ASSIGNMENT >> Images in the entries are to be skipped, and everything else is to be written out exactly.

EXCERPTED DATA >>
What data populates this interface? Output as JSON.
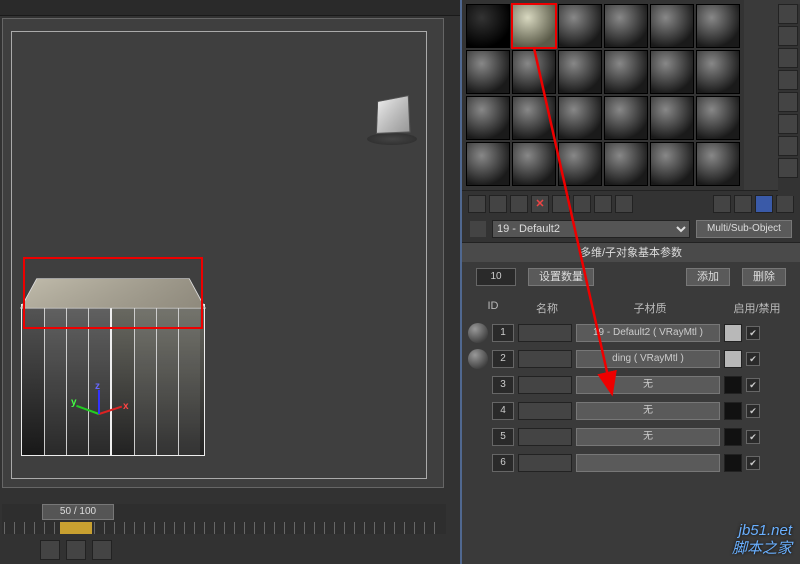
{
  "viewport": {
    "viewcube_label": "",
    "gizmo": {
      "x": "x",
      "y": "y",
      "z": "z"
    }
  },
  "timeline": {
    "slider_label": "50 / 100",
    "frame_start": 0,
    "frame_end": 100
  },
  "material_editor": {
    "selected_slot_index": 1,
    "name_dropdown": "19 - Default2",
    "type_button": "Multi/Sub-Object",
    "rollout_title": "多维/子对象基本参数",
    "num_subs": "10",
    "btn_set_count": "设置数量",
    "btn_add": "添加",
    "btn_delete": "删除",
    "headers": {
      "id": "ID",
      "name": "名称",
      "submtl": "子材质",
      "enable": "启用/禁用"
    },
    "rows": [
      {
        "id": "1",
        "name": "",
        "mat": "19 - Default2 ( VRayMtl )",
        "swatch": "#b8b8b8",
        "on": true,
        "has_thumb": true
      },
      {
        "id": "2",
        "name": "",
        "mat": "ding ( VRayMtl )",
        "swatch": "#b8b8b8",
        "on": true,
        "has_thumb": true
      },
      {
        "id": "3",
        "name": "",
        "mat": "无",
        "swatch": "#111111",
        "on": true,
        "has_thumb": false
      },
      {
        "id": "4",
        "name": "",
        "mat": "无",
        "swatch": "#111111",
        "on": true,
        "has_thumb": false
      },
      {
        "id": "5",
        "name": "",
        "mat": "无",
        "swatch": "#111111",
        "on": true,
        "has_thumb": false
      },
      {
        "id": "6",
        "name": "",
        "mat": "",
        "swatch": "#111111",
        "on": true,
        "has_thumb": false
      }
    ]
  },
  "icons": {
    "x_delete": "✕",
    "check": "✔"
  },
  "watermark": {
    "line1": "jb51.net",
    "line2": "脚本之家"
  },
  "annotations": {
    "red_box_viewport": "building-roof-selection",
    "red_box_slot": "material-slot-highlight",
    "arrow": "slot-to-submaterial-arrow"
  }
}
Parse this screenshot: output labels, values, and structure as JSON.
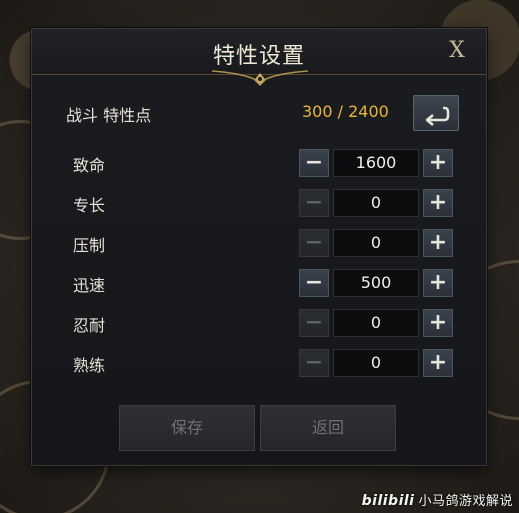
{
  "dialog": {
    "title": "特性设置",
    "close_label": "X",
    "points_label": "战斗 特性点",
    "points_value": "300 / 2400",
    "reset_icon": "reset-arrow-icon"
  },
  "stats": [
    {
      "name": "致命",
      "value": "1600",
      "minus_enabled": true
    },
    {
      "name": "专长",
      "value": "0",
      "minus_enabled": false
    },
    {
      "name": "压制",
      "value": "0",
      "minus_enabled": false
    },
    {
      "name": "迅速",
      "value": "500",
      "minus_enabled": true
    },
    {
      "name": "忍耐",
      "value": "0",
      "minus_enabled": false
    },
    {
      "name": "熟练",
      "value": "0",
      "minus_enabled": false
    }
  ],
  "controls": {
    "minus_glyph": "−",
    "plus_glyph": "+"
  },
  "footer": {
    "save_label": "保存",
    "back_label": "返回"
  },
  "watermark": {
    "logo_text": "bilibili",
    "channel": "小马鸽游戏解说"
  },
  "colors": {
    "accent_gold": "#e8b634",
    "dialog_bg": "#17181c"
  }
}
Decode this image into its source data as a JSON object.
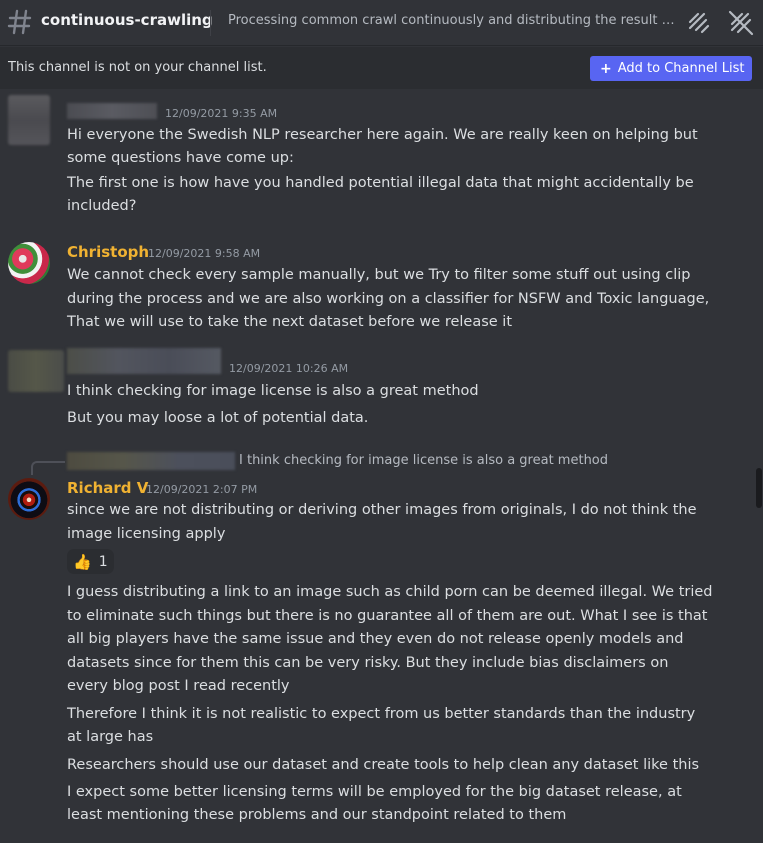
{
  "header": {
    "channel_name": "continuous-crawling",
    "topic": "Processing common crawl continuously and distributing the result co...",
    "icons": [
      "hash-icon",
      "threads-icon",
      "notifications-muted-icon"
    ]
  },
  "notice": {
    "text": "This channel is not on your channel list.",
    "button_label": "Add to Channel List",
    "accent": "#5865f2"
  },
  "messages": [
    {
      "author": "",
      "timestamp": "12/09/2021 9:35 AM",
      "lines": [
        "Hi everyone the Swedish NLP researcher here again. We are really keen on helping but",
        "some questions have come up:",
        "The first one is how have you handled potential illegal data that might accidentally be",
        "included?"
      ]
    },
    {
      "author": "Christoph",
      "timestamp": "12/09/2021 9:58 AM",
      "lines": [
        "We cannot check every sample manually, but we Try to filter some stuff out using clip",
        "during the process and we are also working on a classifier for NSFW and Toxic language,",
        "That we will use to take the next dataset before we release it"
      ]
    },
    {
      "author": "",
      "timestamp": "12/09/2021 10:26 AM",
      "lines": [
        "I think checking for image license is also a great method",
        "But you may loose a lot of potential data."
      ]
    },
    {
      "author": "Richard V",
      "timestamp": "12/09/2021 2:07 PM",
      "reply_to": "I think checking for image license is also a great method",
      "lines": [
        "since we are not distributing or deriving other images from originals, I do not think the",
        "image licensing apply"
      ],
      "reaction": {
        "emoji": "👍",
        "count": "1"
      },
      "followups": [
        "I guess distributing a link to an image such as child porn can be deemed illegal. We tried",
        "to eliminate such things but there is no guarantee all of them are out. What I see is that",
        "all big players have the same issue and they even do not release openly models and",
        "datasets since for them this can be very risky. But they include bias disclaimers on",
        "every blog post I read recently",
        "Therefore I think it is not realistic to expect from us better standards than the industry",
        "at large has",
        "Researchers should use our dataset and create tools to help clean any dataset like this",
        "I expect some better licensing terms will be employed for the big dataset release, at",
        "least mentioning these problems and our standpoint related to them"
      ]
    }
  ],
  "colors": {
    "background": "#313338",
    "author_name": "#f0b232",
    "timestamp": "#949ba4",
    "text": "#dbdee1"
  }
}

RESULT OF THIS EXERCISE >>
What data populates this interface? Output as JSON.
{
  "viewport": {
    "viewcube_label": "",
    "gizmo": {
      "x": "x",
      "y": "y",
      "z": "z"
    }
  },
  "timeline": {
    "slider_label": "50 / 100",
    "frame_start": 0,
    "frame_end": 100
  },
  "material_editor": {
    "selected_slot_index": 1,
    "name_dropdown": "19 - Default2",
    "type_button": "Multi/Sub-Object",
    "rollout_title": "多维/子对象基本参数",
    "num_subs": "10",
    "btn_set_count": "设置数量",
    "btn_add": "添加",
    "btn_delete": "删除",
    "headers": {
      "id": "ID",
      "name": "名称",
      "submtl": "子材质",
      "enable": "启用/禁用"
    },
    "rows": [
      {
        "id": "1",
        "name": "",
        "mat": "19 - Default2 ( VRayMtl )",
        "swatch": "#b8b8b8",
        "on": true,
        "has_thumb": true
      },
      {
        "id": "2",
        "name": "",
        "mat": "ding ( VRayMtl )",
        "swatch": "#b8b8b8",
        "on": true,
        "has_thumb": true
      },
      {
        "id": "3",
        "name": "",
        "mat": "无",
        "swatch": "#111111",
        "on": true,
        "has_thumb": false
      },
      {
        "id": "4",
        "name": "",
        "mat": "无",
        "swatch": "#111111",
        "on": true,
        "has_thumb": false
      },
      {
        "id": "5",
        "name": "",
        "mat": "无",
        "swatch": "#111111",
        "on": true,
        "has_thumb": false
      },
      {
        "id": "6",
        "name": "",
        "mat": "",
        "swatch": "#111111",
        "on": true,
        "has_thumb": false
      }
    ]
  },
  "icons": {
    "x_delete": "✕",
    "check": "✔"
  },
  "watermark": {
    "line1": "jb51.net",
    "line2": "脚本之家"
  },
  "annotations": {
    "red_box_viewport": "building-roof-selection",
    "red_box_slot": "material-slot-highlight",
    "arrow": "slot-to-submaterial-arrow"
  }
}
Parse this screenshot: output labels, values, and structure as JSON.
{
  "dialog": {
    "title": "特性设置",
    "close_label": "X",
    "points_label": "战斗 特性点",
    "points_value": "300 / 2400",
    "reset_icon": "reset-arrow-icon"
  },
  "stats": [
    {
      "name": "致命",
      "value": "1600",
      "minus_enabled": true
    },
    {
      "name": "专长",
      "value": "0",
      "minus_enabled": false
    },
    {
      "name": "压制",
      "value": "0",
      "minus_enabled": false
    },
    {
      "name": "迅速",
      "value": "500",
      "minus_enabled": true
    },
    {
      "name": "忍耐",
      "value": "0",
      "minus_enabled": false
    },
    {
      "name": "熟练",
      "value": "0",
      "minus_enabled": false
    }
  ],
  "controls": {
    "minus_glyph": "−",
    "plus_glyph": "+"
  },
  "footer": {
    "save_label": "保存",
    "back_label": "返回"
  },
  "watermark": {
    "logo_text": "bilibili",
    "channel": "小马鸽游戏解说"
  },
  "colors": {
    "accent_gold": "#e8b634",
    "dialog_bg": "#17181c"
  }
}
Decode this image into its source data as a JSON object.
{
  "header": {
    "channel_name": "continuous-crawling",
    "topic": "Processing common crawl continuously and distributing the result co...",
    "icons": [
      "hash-icon",
      "threads-icon",
      "notifications-muted-icon"
    ]
  },
  "notice": {
    "text": "This channel is not on your channel list.",
    "button_label": "Add to Channel List",
    "accent": "#5865f2"
  },
  "messages": [
    {
      "author": "",
      "timestamp": "12/09/2021 9:35 AM",
      "lines": [
        "Hi everyone the Swedish NLP researcher here again. We are really keen on helping but",
        "some questions have come up:",
        "The first one is how have you handled potential illegal data that might accidentally be",
        "included?"
      ]
    },
    {
      "author": "Christoph",
      "timestamp": "12/09/2021 9:58 AM",
      "lines": [
        "We cannot check every sample manually, but we Try to filter some stuff out using clip",
        "during the process and we are also working on a classifier for NSFW and Toxic language,",
        "That we will use to take the next dataset before we release it"
      ]
    },
    {
      "author": "",
      "timestamp": "12/09/2021 10:26 AM",
      "lines": [
        "I think checking for image license is also a great method",
        "But you may loose a lot of potential data."
      ]
    },
    {
      "author": "Richard V",
      "timestamp": "12/09/2021 2:07 PM",
      "reply_to": "I think checking for image license is also a great method",
      "lines": [
        "since we are not distributing or deriving other images from originals, I do not think the",
        "image licensing apply"
      ],
      "reaction": {
        "emoji": "👍",
        "count": "1"
      },
      "followups": [
        "I guess distributing a link to an image such as child porn can be deemed illegal. We tried",
        "to eliminate such things but there is no guarantee all of them are out. What I see is that",
        "all big players have the same issue and they even do not release openly models and",
        "datasets since for them this can be very risky. But they include bias disclaimers on",
        "every blog post I read recently",
        "Therefore I think it is not realistic to expect from us better standards than the industry",
        "at large has",
        "Researchers should use our dataset and create tools to help clean any dataset like this",
        "I expect some better licensing terms will be employed for the big dataset release, at",
        "least mentioning these problems and our standpoint related to them"
      ]
    }
  ],
  "colors": {
    "background": "#313338",
    "author_name": "#f0b232",
    "timestamp": "#949ba4",
    "text": "#dbdee1"
  }
}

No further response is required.